Drs. Lichter and Pierce have written an essay on one of the current controversies facing oncologists treating women with breast cancer. It used to be said to patients that they could choose between lumpectomy and radiation therapy or modified radical mastectomy. Now, the evidence to provide radiation therapy to women who have had a mastectomy and have four or more nodes is compelling. Most radiation oncologists argue that the evidence is clear for women with one to four nodes.
Drs. Sandler and McLaughlin highlight the program's initiatives in delivering radiation therapy to men with prostate cancer. The role of radiation therapy in early prostate cancer is clear; which type of therapy can deliver the greatest dose to the tumor while sparing the normal tissues is being investigated.
Conformal radiation is not only being studied in prostate cancer but also in intrahepatic malignancies. Drs. McGinn and Lawrence define the role that radiation can play in patients with hepatocellular carcinoma and cholangiocarcinoma. In this setting, external beam irradiation is combined with hepatic arterial chemotherapy.

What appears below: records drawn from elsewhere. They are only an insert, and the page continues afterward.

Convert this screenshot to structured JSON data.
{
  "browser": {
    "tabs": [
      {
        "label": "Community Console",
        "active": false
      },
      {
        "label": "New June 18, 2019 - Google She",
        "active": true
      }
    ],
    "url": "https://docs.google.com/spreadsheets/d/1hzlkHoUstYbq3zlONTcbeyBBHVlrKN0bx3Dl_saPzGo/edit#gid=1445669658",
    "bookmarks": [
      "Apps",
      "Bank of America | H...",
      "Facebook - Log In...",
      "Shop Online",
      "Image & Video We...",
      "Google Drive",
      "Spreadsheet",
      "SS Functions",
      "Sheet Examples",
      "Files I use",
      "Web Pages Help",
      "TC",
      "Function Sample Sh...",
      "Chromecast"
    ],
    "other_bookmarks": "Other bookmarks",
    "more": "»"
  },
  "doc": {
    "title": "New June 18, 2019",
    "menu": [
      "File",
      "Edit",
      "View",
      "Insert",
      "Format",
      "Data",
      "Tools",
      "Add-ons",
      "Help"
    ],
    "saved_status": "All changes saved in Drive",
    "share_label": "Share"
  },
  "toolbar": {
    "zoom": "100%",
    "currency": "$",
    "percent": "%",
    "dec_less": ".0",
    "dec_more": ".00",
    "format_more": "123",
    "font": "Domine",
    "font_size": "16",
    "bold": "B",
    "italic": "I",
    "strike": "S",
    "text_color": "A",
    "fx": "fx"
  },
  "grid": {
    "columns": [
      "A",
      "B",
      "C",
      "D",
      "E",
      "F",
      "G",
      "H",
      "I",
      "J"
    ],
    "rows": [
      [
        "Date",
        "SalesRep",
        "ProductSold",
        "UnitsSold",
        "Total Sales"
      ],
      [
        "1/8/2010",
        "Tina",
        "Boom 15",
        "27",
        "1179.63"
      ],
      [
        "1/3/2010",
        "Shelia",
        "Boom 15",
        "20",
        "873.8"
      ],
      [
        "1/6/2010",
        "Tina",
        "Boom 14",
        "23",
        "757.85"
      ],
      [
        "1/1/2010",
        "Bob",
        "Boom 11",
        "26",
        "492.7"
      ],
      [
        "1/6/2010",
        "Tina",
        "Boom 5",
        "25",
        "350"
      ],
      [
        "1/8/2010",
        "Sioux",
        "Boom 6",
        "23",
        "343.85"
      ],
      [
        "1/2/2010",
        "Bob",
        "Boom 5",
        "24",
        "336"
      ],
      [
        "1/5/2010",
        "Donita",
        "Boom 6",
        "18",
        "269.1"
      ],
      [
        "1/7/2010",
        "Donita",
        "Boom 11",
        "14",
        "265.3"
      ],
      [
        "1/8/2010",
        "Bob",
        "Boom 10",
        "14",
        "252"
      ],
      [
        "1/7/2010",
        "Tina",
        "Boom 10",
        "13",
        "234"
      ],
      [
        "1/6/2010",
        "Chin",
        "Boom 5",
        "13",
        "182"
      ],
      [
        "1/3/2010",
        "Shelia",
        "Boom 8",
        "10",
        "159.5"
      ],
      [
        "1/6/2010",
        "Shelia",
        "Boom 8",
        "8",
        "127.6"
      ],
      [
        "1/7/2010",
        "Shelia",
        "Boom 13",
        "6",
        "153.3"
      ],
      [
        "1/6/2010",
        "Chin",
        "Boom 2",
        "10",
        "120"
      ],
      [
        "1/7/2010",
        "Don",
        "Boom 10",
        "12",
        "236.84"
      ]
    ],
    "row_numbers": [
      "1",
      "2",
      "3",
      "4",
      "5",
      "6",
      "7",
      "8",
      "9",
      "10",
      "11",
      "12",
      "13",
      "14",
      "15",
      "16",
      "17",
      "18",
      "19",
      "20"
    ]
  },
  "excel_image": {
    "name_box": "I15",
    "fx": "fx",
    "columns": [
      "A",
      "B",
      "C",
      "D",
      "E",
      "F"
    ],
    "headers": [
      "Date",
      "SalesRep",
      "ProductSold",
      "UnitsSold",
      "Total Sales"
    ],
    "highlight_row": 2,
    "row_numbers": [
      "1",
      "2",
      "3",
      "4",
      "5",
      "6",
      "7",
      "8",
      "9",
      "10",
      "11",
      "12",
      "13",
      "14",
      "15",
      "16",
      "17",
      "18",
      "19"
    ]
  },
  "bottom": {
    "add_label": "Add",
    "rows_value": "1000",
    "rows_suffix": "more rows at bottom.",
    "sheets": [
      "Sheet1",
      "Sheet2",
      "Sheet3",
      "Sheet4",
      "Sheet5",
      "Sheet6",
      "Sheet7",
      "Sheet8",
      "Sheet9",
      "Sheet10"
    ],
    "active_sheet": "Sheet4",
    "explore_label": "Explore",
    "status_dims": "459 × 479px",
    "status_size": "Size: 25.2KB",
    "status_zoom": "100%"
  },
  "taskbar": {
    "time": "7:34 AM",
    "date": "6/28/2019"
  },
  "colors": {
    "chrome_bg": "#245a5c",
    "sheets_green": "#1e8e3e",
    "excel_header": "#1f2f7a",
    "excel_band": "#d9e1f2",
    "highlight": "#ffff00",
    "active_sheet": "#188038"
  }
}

Dr. Eisbruch describes the advances in radiation treatment for head and neck cancer. These advances focus on improving the effectiveness of radiation, such as the changes in the fractionation scheme and the combination of chemotherapy and radiation therapy. Improvement in quality of life has been clearly demonstrated in the laryngeal preservation study and now is being extended to other sites in the head and neck region. Dr. Eisbruch himself is contributing to this quality of life effort by his studies to reduce radiation-associated xerostomia.